But as mentioned above, for some weird reason the same error of reasoning appears to be found on the other side of the divide. When discussing compatibilist Free Will, one finds fellow physicalists writing that "we don't make decisions, our neurons make them for us", or "we are the slaves of our genes". But who are "we" if not precisely our neurons and our genes? And now I read that "our egos are illusions, diffuse products of brain activity". Well, there is one brain in my body; why is its activity to be considered more "diffuse" than the activity of my car, for example, which is also made up of parts interacting with each other to produce motive force?

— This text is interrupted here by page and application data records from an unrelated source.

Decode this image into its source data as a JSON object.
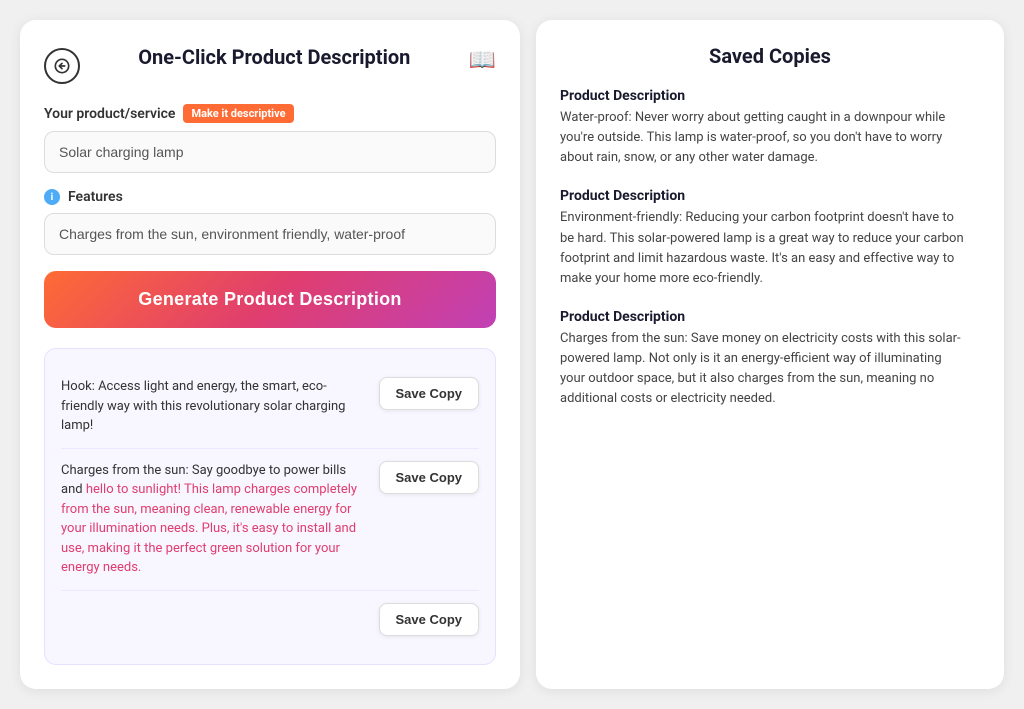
{
  "left": {
    "title": "One-Click Product Description",
    "book_icon": "📖",
    "product_label": "Your product/service",
    "make_it_label": "Make it descriptive",
    "product_placeholder": "Solar charging lamp",
    "features_label": "Features",
    "info_icon": "i",
    "features_placeholder": "Charges from the sun, environment friendly, water-proof",
    "generate_btn": "Generate Product Description",
    "copies": [
      {
        "text": "Hook: Access light and energy, the smart, eco-friendly way with this revolutionary solar charging lamp!",
        "highlight": false,
        "save_btn": "Save Copy"
      },
      {
        "text_before": "Charges from the sun: Say goodbye to power bills and hello to sunlight! This lamp charges completely from the sun, meaning clean, renewable energy for your illumination needs. Plus, it's easy to install and use, making it the perfect green solution for your energy needs.",
        "highlight": "hello to sunlight! This lamp charges completely from the sun, meaning clean, renewable energy for your illumination needs. Plus, it's easy to install and use, making it the perfect green solution for your energy needs.",
        "save_btn": "Save Copy"
      },
      {
        "text": "Save Copy",
        "save_btn": "Save Copy"
      }
    ]
  },
  "right": {
    "title": "Saved Copies",
    "items": [
      {
        "title": "Product Description",
        "text": "Water-proof: Never worry about getting caught in a downpour while you're outside. This lamp is water-proof, so you don't have to worry about rain, snow, or any other water damage."
      },
      {
        "title": "Product Description",
        "text": "Environment-friendly: Reducing your carbon footprint doesn't have to be hard. This solar-powered lamp is a great way to reduce your carbon footprint and limit hazardous waste. It's an easy and effective way to make your home more eco-friendly."
      },
      {
        "title": "Product Description",
        "text": "Charges from the sun: Save money on electricity costs with this solar-powered lamp. Not only is it an energy-efficient way of illuminating your outdoor space, but it also charges from the sun, meaning no additional costs or electricity needed."
      }
    ]
  }
}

So some dualists and some physicalists may potentially have an equally hard time of reconciling the cognitive with the physical. The difference is only that where the dualist concludes that because our minds/consciousness/selves exist, they must obviously be magical, the physicalist instead concludes that they cannot really exist. The true solution to the apparent conundrum might lie not in some nebulous middle but in the realisation that a whole may be able to do things that its individual parts cannot, such as "make up a self", "make decisions" or "be conscious".


  1. Fair enough, but what happens once the whole (the body) has made up a self? If I was such a self, I'd believe that I (the self) existed, and that I had a body, rather than that the body had me. And it's hard for the self to decide this, without being conscious at the time. But it's nicer to call the self 'me', and several selves 'us'.

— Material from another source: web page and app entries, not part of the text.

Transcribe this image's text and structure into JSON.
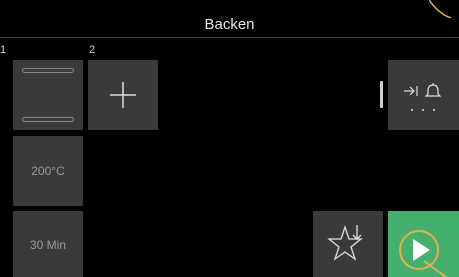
{
  "header": {
    "title": "Backen"
  },
  "steps": [
    {
      "number": "1",
      "type": "heating-mode",
      "icon": "top-bottom-heat-icon"
    },
    {
      "number": "2",
      "type": "add-step",
      "icon": "plus-icon"
    }
  ],
  "settings": {
    "temperature": "200°C",
    "duration": "30 Min"
  },
  "actions": {
    "more_icon": "timer-bell-more-icon",
    "favorite_icon": "star-download-icon",
    "start_icon": "play-icon"
  },
  "colors": {
    "background": "#000000",
    "tile": "#3a3a3a",
    "start_button": "#45b06e",
    "highlight": "#e2b24a"
  }
}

    If you take a monist (or physicalist) view of the universe, why divide it up in particular into the bodies that you equate with 'us'? To regard some part or other as being anything demands an observer. So when we say "we", we don't mean our bodies so much as the part of us that observes ourselves. It's impossible to avoid circularity.

    As in this discussion!

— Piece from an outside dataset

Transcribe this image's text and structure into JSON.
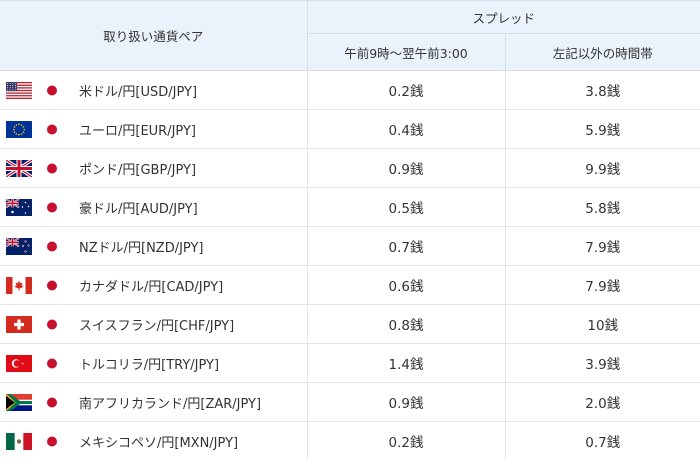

  2. Sorry, but I disagree: Yes, people desperately want to believe that they survive death and therefore make up stuff like souls, but in practice, when the chips are down, they actually see themselves as their bodies. As I have argued before, it is "argh, you shot me into the foot", not "oh dear, you shot the body I am currently using as a vehicle into the foot".

    But of course, what is relevant is that we are our bodies, whether people like to believe it or not. Those who say that our neurons or genes make decisions for us are basically smuggling dualism in, because such a sentence only makes sense if "us" is envisioned as a soul-thingy riding along in the body. The only difference to religious dualists is that those consider the soul to be in charge while the confused physicalists consider it to be a helpless observer.

  3. People disown parts of their bodies all the time, when it suits them. Few people are going to deny that they've been shot, but they may feel they should have been the opposite sex. If the self is a sub-system of the body, it can also hold conversations with other selves. Someone's self-image may be invested in their gorgeous hair, but we feel no remorse following a haircut. Yet we may keep a diary that is highly personal but part of an extended embodied cognitive system rather than being our bodies. Being purely physical doesn't mean that we exactly correspond with our bodies, we're something our body acts out, and essentially social. I'd emphasise the processes that constitute ourselves over the exact location. It's misleading to say we're helpless observers, we're involved, active observers

    In a very circular kind of way.

    I do like your plant pictures!

  4. I am not sure how much we disagree anyway, not least because I don't understand how the things you say are a problem for what I am saying. My concern is not with the fact that we have an extended self-image, but with people denying that I make decisions, for example. I make decisions to the same degree that a pocket calculator calculates or that a stomach digests, no more and no less; the fact that we are part of the universe and of a complex cause-effect network doesn't change that, and I would argue that one cannot coherently deny the first without likewise denying the second and third, turning all our language into useless mush.